- **Source material**:

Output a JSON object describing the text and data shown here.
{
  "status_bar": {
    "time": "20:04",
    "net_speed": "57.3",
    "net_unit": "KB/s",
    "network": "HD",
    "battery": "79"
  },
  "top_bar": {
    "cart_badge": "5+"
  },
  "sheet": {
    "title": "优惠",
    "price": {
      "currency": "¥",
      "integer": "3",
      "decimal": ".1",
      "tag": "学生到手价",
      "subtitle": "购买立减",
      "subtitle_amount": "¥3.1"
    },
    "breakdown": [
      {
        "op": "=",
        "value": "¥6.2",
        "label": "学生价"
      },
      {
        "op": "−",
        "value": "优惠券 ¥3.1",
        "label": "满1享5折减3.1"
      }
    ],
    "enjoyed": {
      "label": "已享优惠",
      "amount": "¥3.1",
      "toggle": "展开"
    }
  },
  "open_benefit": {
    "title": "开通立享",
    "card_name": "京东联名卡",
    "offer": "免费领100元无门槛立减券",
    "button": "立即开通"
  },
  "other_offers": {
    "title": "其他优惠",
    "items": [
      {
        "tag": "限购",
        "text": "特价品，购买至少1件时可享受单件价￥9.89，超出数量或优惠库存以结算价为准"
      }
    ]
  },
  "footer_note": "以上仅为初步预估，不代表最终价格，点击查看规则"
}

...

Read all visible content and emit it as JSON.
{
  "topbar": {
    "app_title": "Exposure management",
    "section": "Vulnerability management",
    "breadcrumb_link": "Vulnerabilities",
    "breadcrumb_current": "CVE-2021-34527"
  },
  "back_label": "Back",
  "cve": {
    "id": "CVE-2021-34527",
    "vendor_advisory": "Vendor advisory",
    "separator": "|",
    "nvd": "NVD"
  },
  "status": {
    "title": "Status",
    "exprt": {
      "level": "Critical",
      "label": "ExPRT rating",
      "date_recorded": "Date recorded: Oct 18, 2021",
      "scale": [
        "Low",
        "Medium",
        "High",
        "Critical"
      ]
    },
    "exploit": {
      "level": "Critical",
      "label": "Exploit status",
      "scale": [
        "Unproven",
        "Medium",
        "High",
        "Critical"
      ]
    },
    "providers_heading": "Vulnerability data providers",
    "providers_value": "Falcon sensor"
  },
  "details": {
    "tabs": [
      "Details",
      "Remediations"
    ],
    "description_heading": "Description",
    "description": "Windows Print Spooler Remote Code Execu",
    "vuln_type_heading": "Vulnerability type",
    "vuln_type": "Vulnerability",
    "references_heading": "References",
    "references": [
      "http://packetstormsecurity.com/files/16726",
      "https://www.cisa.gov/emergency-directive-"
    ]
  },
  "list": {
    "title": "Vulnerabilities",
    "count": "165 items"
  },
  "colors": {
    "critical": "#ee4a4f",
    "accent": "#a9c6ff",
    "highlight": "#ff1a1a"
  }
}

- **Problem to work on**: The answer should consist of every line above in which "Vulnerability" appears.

- **Written solution**:
    "section": "Vulnerability management",
    "providers_heading": "Vulnerability data providers",
    "vuln_type_heading": "Vulnerability type",
    "vuln_type": "Vulnerability",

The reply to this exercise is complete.